When you reproduce the entries below, keep each one exact and drop any pictures.
START TASK INPUTS
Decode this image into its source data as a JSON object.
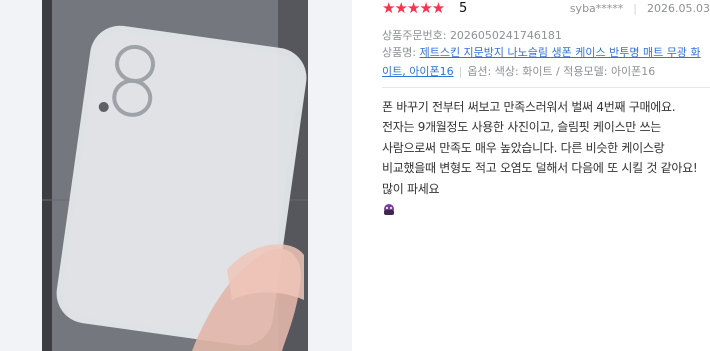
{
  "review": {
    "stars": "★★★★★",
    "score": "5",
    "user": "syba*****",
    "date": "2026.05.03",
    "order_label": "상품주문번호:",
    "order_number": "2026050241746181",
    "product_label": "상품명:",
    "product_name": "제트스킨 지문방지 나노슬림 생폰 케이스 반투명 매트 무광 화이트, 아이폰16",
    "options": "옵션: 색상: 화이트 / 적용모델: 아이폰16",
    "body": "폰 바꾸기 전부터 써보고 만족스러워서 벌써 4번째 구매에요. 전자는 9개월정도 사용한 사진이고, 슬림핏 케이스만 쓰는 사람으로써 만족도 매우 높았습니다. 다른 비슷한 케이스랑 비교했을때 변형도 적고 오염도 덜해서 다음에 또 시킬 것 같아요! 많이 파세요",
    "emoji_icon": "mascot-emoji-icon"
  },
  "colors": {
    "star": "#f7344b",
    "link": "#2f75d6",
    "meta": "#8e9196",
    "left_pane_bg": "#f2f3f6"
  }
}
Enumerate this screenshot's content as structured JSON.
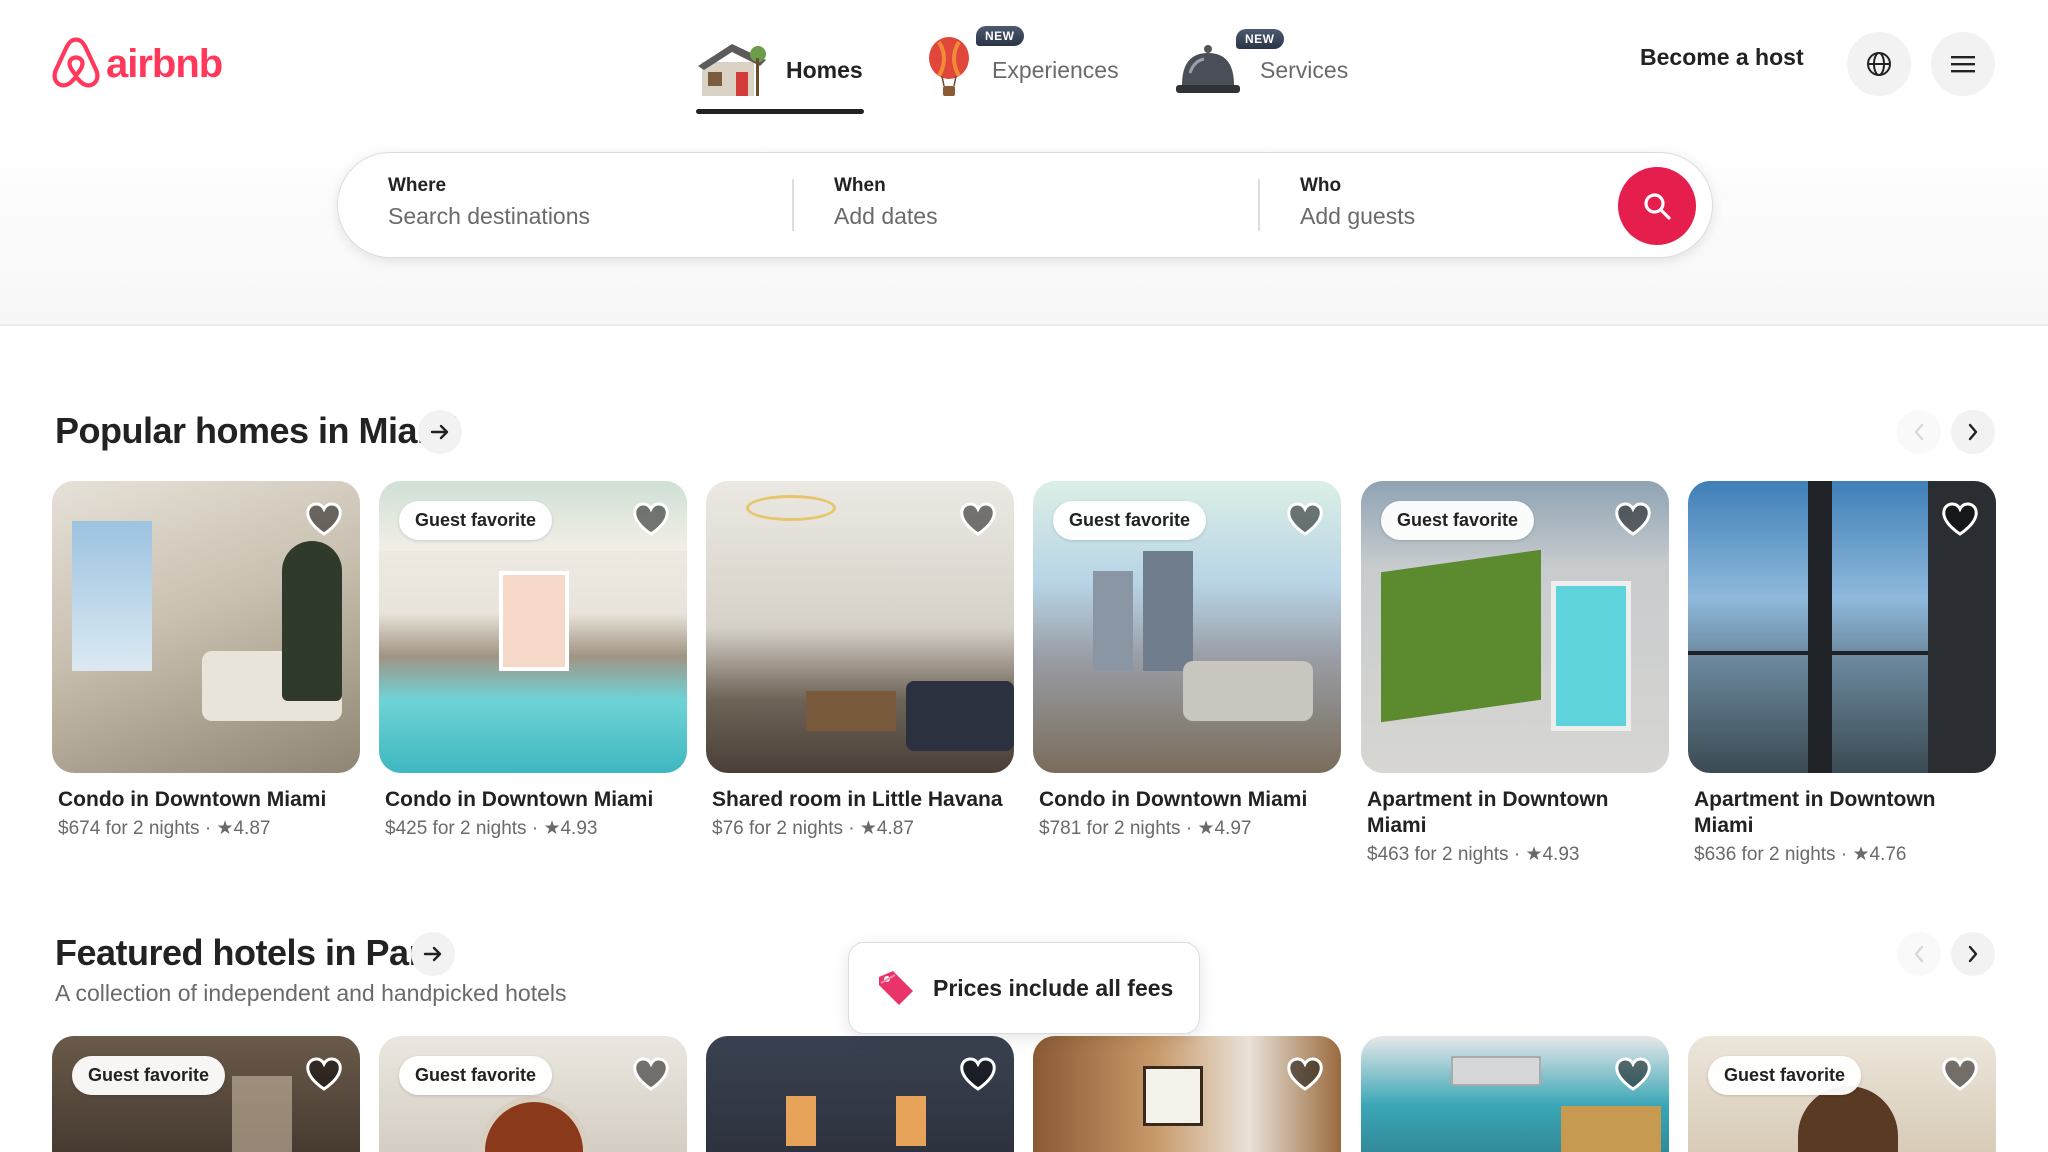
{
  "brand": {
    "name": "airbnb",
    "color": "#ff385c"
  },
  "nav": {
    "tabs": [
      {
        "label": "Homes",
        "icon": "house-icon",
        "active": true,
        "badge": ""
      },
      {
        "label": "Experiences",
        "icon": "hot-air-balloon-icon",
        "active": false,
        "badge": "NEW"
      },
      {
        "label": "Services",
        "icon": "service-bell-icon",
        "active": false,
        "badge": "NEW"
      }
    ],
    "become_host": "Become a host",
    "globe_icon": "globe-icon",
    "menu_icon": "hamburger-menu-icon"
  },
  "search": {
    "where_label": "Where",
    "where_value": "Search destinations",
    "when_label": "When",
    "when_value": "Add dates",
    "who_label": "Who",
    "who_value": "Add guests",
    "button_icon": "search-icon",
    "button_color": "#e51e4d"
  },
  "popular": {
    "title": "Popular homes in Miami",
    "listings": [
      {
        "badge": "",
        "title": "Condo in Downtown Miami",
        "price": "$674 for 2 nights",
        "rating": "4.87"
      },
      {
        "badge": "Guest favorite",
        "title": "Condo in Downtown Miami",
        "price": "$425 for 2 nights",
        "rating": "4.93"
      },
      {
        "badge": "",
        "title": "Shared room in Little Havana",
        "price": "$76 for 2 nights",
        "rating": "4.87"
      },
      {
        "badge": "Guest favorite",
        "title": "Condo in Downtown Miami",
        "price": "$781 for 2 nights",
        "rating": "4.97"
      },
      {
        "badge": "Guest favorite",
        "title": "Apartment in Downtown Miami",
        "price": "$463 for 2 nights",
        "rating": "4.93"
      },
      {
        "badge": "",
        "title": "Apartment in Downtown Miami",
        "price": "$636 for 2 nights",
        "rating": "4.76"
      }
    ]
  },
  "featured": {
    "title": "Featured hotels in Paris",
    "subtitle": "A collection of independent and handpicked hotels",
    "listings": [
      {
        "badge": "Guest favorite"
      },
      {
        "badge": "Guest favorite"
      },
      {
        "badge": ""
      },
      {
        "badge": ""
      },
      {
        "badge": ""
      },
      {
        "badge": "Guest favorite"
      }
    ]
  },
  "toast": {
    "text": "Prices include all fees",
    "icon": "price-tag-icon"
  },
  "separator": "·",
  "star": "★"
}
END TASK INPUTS
◆ ANSWER SPACE
Decode this image into its source data as a JSON object.
{
  "review": {
    "stars": "★★★★★",
    "score": "5",
    "user": "syba*****",
    "date": "2026.05.03",
    "order_label": "상품주문번호:",
    "order_number": "2026050241746181",
    "product_label": "상품명:",
    "product_name": "제트스킨 지문방지 나노슬림 생폰 케이스 반투명 매트 무광 화이트, 아이폰16",
    "options": "옵션: 색상: 화이트 / 적용모델: 아이폰16",
    "body": "폰 바꾸기 전부터 써보고 만족스러워서 벌써 4번째 구매에요. 전자는 9개월정도 사용한 사진이고, 슬림핏 케이스만 쓰는 사람으로써 만족도 매우 높았습니다. 다른 비슷한 케이스랑 비교했을때 변형도 적고 오염도 덜해서 다음에 또 시킬 것 같아요! 많이 파세요",
    "emoji_icon": "mascot-emoji-icon"
  },
  "colors": {
    "star": "#f7344b",
    "link": "#2f75d6",
    "meta": "#8e9196",
    "left_pane_bg": "#f2f3f6"
  }
}
Enumerate this screenshot's content as structured JSON.
{
  "brand": {
    "name": "airbnb",
    "color": "#ff385c"
  },
  "nav": {
    "tabs": [
      {
        "label": "Homes",
        "icon": "house-icon",
        "active": true,
        "badge": ""
      },
      {
        "label": "Experiences",
        "icon": "hot-air-balloon-icon",
        "active": false,
        "badge": "NEW"
      },
      {
        "label": "Services",
        "icon": "service-bell-icon",
        "active": false,
        "badge": "NEW"
      }
    ],
    "become_host": "Become a host",
    "globe_icon": "globe-icon",
    "menu_icon": "hamburger-menu-icon"
  },
  "search": {
    "where_label": "Where",
    "where_value": "Search destinations",
    "when_label": "When",
    "when_value": "Add dates",
    "who_label": "Who",
    "who_value": "Add guests",
    "button_icon": "search-icon",
    "button_color": "#e51e4d"
  },
  "popular": {
    "title": "Popular homes in Miami",
    "listings": [
      {
        "badge": "",
        "title": "Condo in Downtown Miami",
        "price": "$674 for 2 nights",
        "rating": "4.87"
      },
      {
        "badge": "Guest favorite",
        "title": "Condo in Downtown Miami",
        "price": "$425 for 2 nights",
        "rating": "4.93"
      },
      {
        "badge": "",
        "title": "Shared room in Little Havana",
        "price": "$76 for 2 nights",
        "rating": "4.87"
      },
      {
        "badge": "Guest favorite",
        "title": "Condo in Downtown Miami",
        "price": "$781 for 2 nights",
        "rating": "4.97"
      },
      {
        "badge": "Guest favorite",
        "title": "Apartment in Downtown Miami",
        "price": "$463 for 2 nights",
        "rating": "4.93"
      },
      {
        "badge": "",
        "title": "Apartment in Downtown Miami",
        "price": "$636 for 2 nights",
        "rating": "4.76"
      }
    ]
  },
  "featured": {
    "title": "Featured hotels in Paris",
    "subtitle": "A collection of independent and handpicked hotels",
    "listings": [
      {
        "badge": "Guest favorite"
      },
      {
        "badge": "Guest favorite"
      },
      {
        "badge": ""
      },
      {
        "badge": ""
      },
      {
        "badge": ""
      },
      {
        "badge": "Guest favorite"
      }
    ]
  },
  "toast": {
    "text": "Prices include all fees",
    "icon": "price-tag-icon"
  },
  "separator": "·",
  "star": "★"
}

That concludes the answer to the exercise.